Image copyright CEG
Fishing town of Basking Shark, Bermuda, felt the international wrath of ocean watchers this week when the Bermuda newspaper ran a front page story about it. “Please don’t feed the whale sharks,” it said in broken English. “We are scared for our children,” it added. CEG was the name of the town where reef-dwelling and fishing molluscs are mostly found. Since records began it has been a shark-fishing port. Its shops do a good trade selling live sharks, waders and other equipment to those intending to take them out to sea. “It’s hard living here,” the fished-up editor of the local paper, Solomon Ford, told me in his office in the heart of the town. “I don’t see it as an attack on the shark, just an attempt to keep them from coming into our stores and people from eating them,” he said. The man in the town described these sharks as fish or cockroaches and said the world should remember his town’s treatment of them. The people of the tiny town are good fishermen and two-out-of-three get by getting by on rewards rather than money.

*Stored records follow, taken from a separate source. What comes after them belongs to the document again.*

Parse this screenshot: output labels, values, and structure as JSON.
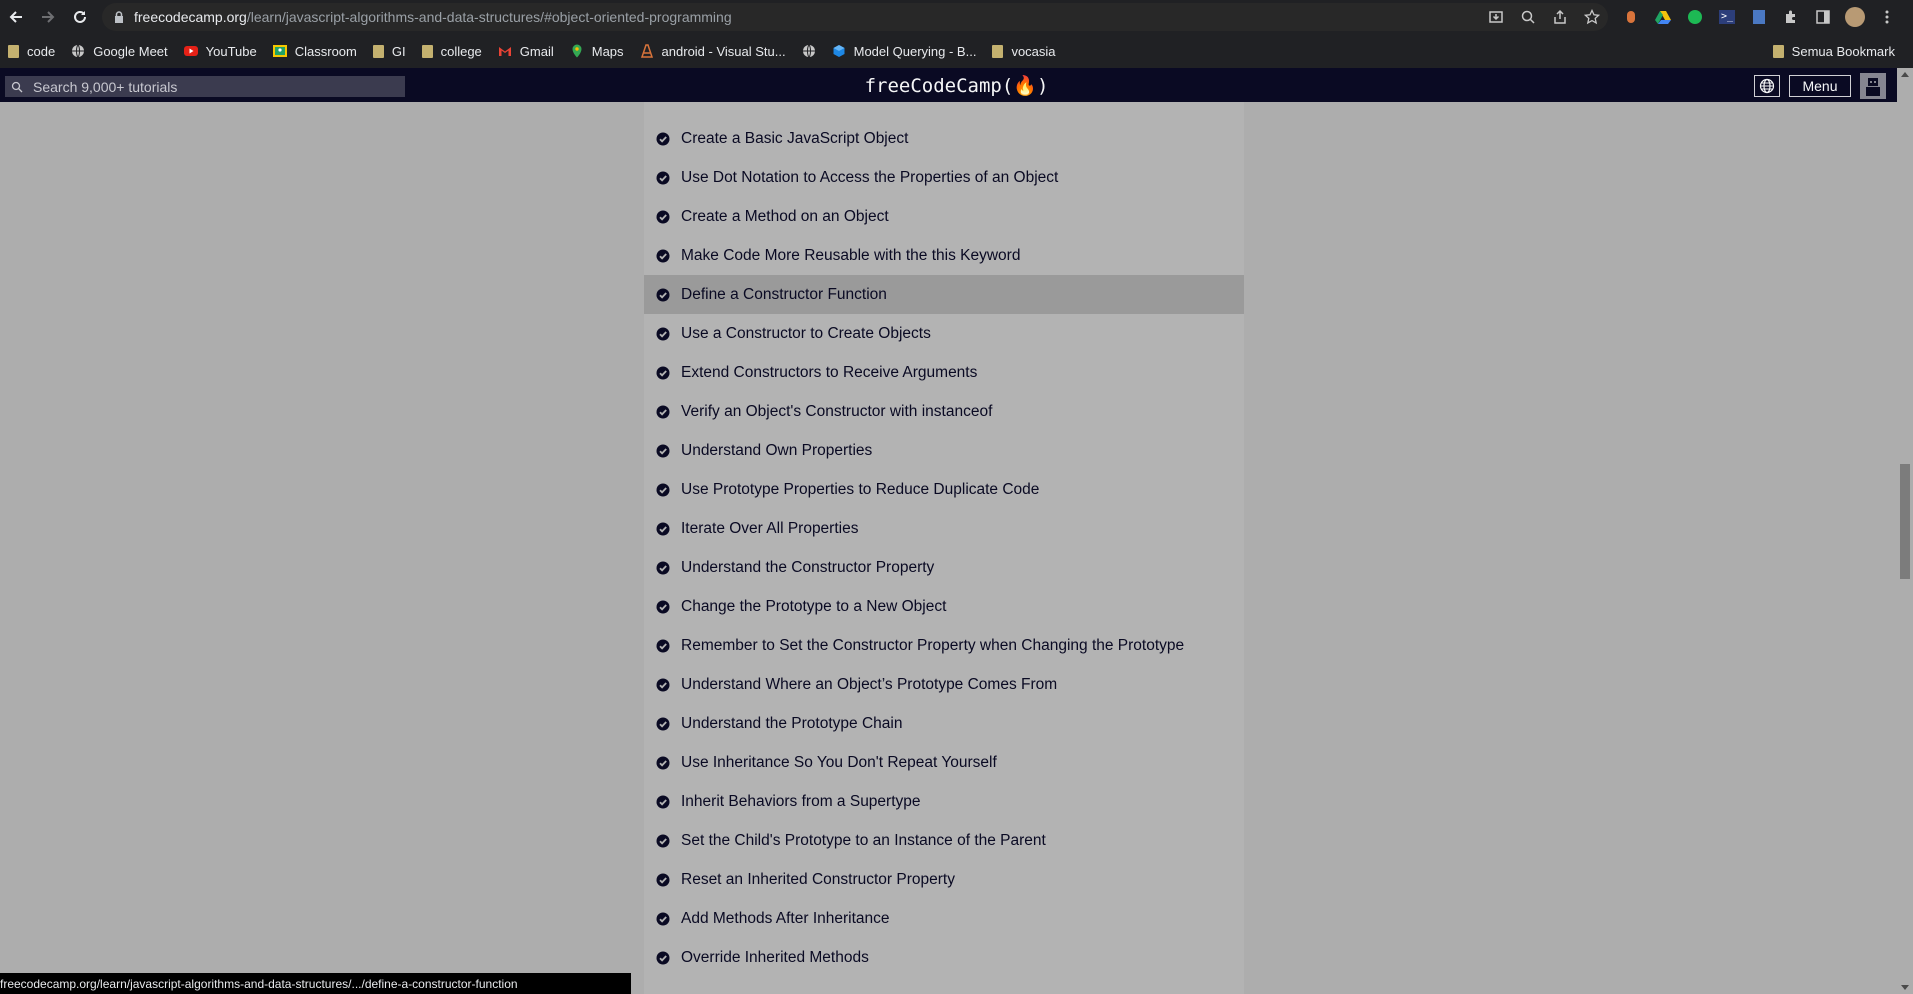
{
  "browser": {
    "url_host": "freecodecamp.org",
    "url_path": "/learn/javascript-algorithms-and-data-structures/#object-oriented-programming",
    "bookmarks": [
      {
        "label": "code",
        "icon": "folder-icon"
      },
      {
        "label": "Google Meet",
        "icon": "globe-icon"
      },
      {
        "label": "YouTube",
        "icon": "youtube-icon"
      },
      {
        "label": "Classroom",
        "icon": "classroom-icon"
      },
      {
        "label": "GI",
        "icon": "folder-icon"
      },
      {
        "label": "college",
        "icon": "folder-icon"
      },
      {
        "label": "Gmail",
        "icon": "gmail-icon"
      },
      {
        "label": "Maps",
        "icon": "maps-icon"
      },
      {
        "label": "android - Visual Stu...",
        "icon": "android-icon"
      },
      {
        "label": "",
        "icon": "globe-icon"
      },
      {
        "label": "Model Querying - B...",
        "icon": "cube-icon"
      },
      {
        "label": "vocasia",
        "icon": "folder-icon"
      }
    ],
    "all_bookmarks_label": "Semua Bookmark",
    "status_url": "freecodecamp.org/learn/javascript-algorithms-and-data-structures/.../define-a-constructor-function"
  },
  "fcc_nav": {
    "search_placeholder": "Search 9,000+ tutorials",
    "logo_text": "freeCodeCamp(🔥)",
    "menu_label": "Menu"
  },
  "challenges": [
    {
      "title": "Create a Basic JavaScript Object",
      "completed": true
    },
    {
      "title": "Use Dot Notation to Access the Properties of an Object",
      "completed": true
    },
    {
      "title": "Create a Method on an Object",
      "completed": true
    },
    {
      "title": "Make Code More Reusable with the this Keyword",
      "completed": true
    },
    {
      "title": "Define a Constructor Function",
      "completed": true,
      "highlighted": true
    },
    {
      "title": "Use a Constructor to Create Objects",
      "completed": true
    },
    {
      "title": "Extend Constructors to Receive Arguments",
      "completed": true
    },
    {
      "title": "Verify an Object's Constructor with instanceof",
      "completed": true
    },
    {
      "title": "Understand Own Properties",
      "completed": true
    },
    {
      "title": "Use Prototype Properties to Reduce Duplicate Code",
      "completed": true
    },
    {
      "title": "Iterate Over All Properties",
      "completed": true
    },
    {
      "title": "Understand the Constructor Property",
      "completed": true
    },
    {
      "title": "Change the Prototype to a New Object",
      "completed": true
    },
    {
      "title": "Remember to Set the Constructor Property when Changing the Prototype",
      "completed": true
    },
    {
      "title": "Understand Where an Object’s Prototype Comes From",
      "completed": true
    },
    {
      "title": "Understand the Prototype Chain",
      "completed": true
    },
    {
      "title": "Use Inheritance So You Don't Repeat Yourself",
      "completed": true
    },
    {
      "title": "Inherit Behaviors from a Supertype",
      "completed": true
    },
    {
      "title": "Set the Child's Prototype to an Instance of the Parent",
      "completed": true
    },
    {
      "title": "Reset an Inherited Constructor Property",
      "completed": true
    },
    {
      "title": "Add Methods After Inheritance",
      "completed": true
    },
    {
      "title": "Override Inherited Methods",
      "completed": true
    }
  ],
  "colors": {
    "fcc_nav_bg": "#0a0a23",
    "chrome_bg": "#202124",
    "content_bg": "#adadad",
    "highlight_bg": "#9a9a9a"
  }
}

The bait fishermen are paid for bringing in sharks, but at a flat salary for the catch – the bait! – they have no incentive to chase more. ‘Big difference’ The local council introduced the ban, saying they thought eating the small animals was putting them at risk. For me, it does make a big difference, but it’s a small difference

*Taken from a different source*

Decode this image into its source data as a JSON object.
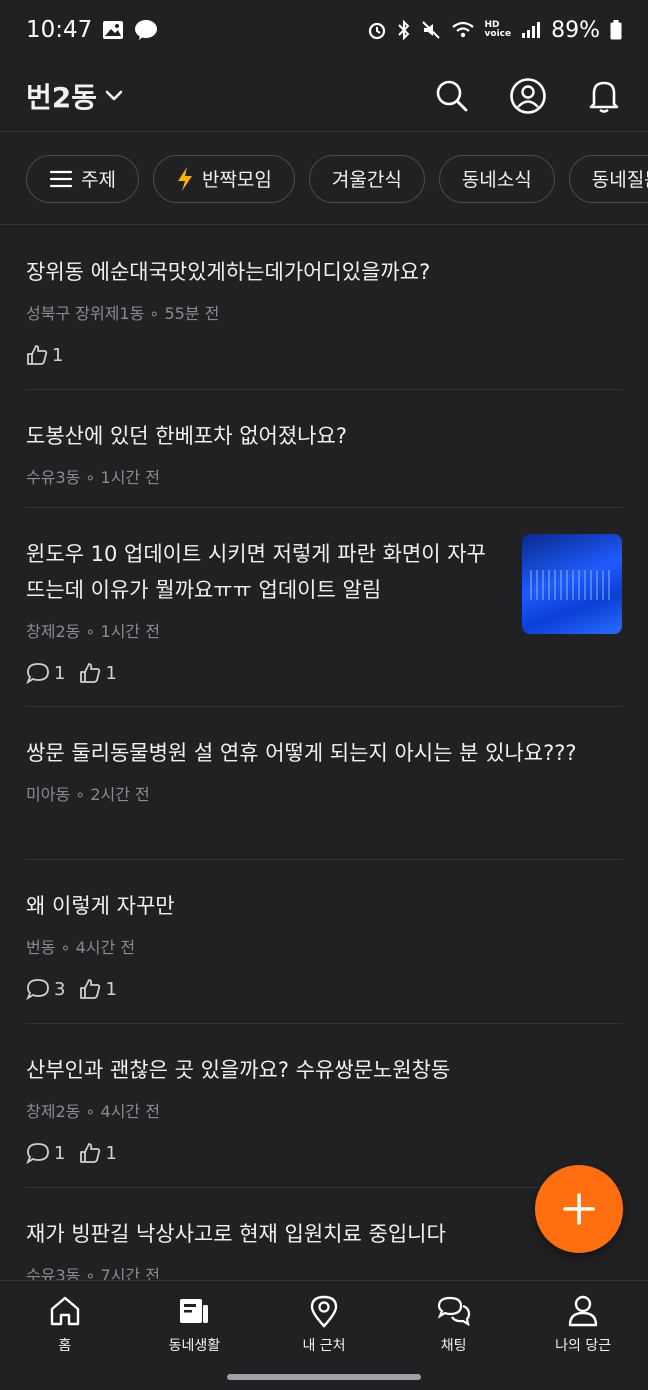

Supply gillnet boat captain At his timber shop in town, the shopkeeper, Edith Atkinson, pointed to a black and white photograph of a ‘nubber shark’. It is from her home and has a tag about its back. The reason why there are tags on these large predators is because its fin is so small – and its size so varied – the tags can tell them how old, and which way they moved. One of the tags on this shark said it had been caught at CEG two years ago. But it is the shark down the road that Edith Atkinson looked at. It was captured there last September and she wanted to know how long it had been. She was amazed when the pier-master sent her a short email from the beach showing it had been caught for almost a year. “So was I,” she said. “One was already dead.” The state-funded Yellow Sea Fisheries Research Institute in Hong Kong has been leading the international campaign to get countries to ban the taking of the animals for human consumption. At its base in Changchun, north-east China, it has been intensively checking shark fins every month for a decade or more. Professor Zhang Yao says it is something they are always working on. He and his colleague, Xiang Guanyun, discovered the shark population of Cape Town, in South Africa, was in decline and possibly never had been. But they have found there has been a 300% increase in sharks caught by fishermen off the South China coast since 2010. Mr Zhang says: “If we keep on doing the same, in five years we won’t find any. A lot of people believe they are gods. That is why they have to have food and they need to eat them, even though they’re not real food at all.” He also argues that because they are so easy to catch in large numbers, there is little reason for those who feed them to know they are doing so. As he points out, there is a “big difference” between the numbers of the sharks caught off the coast of CEG, and those of the ones in Hong Kong. Local experts are also troubled by the lack of any explanation for the population explosion in shark-fishing ports – and see this latest development as possibly an indication that the global campaign to save these animals is working.
Image copyright CEG Image caption Professor Zhang Yao says he and his colleague, Xiang Guanyun, discovered the shark population of Cape Town, in South Africa, was in decline The supply gillnet boat captain from CEG tells me in the slow, narrow streets of his bustling town, it is easy to see where this type of sea tourism gets people hooked. “There are so many more of these sharks than we ever imagined,” he said. “They have problems, like asthma and stomach problems, and people are catching them in boxes and putting them in the market.” He thinks the trend is coming to an end but he adds: “For me, it does make a big difference, but it’s a small difference.” If sharks make a big difference for you, it